▶ _YOUR OBJECTIVE_:
Whenever a line contains the string "Захват", copy it out of the entries.

▶ _RECORDS FOR THE TASK_:

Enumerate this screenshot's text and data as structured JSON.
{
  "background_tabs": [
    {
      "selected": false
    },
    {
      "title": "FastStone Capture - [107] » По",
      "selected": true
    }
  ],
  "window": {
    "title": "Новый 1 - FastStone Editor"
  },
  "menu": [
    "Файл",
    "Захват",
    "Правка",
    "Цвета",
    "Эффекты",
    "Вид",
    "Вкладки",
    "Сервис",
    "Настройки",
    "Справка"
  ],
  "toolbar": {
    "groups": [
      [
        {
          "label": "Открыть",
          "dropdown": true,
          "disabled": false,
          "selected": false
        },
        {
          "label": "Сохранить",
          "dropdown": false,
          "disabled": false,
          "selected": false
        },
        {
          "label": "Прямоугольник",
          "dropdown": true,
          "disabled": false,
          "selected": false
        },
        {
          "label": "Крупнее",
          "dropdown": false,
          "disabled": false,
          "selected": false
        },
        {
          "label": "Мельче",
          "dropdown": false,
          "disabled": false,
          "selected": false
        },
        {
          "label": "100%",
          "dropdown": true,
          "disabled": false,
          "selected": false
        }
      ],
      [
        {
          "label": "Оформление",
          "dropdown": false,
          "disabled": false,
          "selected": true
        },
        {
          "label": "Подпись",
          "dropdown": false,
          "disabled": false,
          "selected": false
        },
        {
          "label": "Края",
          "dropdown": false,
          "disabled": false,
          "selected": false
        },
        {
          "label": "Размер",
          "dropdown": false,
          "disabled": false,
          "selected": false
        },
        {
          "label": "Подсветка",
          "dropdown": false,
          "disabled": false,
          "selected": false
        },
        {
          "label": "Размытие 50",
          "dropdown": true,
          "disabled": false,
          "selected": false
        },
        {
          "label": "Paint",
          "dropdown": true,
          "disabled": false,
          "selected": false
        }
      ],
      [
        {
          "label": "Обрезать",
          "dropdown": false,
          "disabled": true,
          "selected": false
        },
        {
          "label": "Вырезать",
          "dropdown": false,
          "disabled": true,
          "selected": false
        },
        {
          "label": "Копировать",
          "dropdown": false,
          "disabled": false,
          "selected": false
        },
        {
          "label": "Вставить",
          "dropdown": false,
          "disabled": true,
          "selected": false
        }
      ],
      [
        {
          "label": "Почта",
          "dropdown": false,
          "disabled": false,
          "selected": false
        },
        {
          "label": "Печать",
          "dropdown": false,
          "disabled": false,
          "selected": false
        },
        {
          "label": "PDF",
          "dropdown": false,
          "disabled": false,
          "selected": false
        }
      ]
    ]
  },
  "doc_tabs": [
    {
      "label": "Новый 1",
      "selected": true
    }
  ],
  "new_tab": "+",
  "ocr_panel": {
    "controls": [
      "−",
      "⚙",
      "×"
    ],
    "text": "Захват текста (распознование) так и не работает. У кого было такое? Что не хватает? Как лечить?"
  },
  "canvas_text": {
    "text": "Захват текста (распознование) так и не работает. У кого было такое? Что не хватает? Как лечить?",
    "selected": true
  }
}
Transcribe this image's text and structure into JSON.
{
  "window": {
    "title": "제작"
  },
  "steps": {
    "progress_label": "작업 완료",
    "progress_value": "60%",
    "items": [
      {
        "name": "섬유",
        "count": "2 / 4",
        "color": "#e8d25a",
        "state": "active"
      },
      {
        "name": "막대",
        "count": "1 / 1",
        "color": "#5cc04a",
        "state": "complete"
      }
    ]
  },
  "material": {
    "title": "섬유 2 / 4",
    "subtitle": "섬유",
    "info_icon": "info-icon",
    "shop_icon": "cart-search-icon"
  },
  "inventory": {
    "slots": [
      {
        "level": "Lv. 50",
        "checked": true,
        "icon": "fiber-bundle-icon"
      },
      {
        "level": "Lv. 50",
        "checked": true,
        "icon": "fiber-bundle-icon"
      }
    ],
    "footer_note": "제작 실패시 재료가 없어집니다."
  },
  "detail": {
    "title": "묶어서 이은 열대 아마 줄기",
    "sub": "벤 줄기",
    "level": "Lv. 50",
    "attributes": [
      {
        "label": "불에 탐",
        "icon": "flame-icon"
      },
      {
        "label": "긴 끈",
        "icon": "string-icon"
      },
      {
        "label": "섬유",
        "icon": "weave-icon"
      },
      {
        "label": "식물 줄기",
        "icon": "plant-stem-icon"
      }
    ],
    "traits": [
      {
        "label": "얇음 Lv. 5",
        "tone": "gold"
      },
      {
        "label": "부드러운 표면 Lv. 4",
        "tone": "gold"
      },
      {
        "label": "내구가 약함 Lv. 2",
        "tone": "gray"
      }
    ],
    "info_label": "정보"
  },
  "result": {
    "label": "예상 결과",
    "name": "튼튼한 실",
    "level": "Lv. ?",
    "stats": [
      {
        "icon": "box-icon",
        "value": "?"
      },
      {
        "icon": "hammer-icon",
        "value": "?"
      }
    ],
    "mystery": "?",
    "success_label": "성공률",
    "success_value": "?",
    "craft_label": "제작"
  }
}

▶ _EXERCISE SOLUTION_:
    "Захват",
    "text": "Захват текста (распознование) так и не работает. У кого было такое? Что не хватает? Как лечить?"
    "text": "Захват текста (распознование) так и не работает. У кого было такое? Что не хватает? Как лечить?",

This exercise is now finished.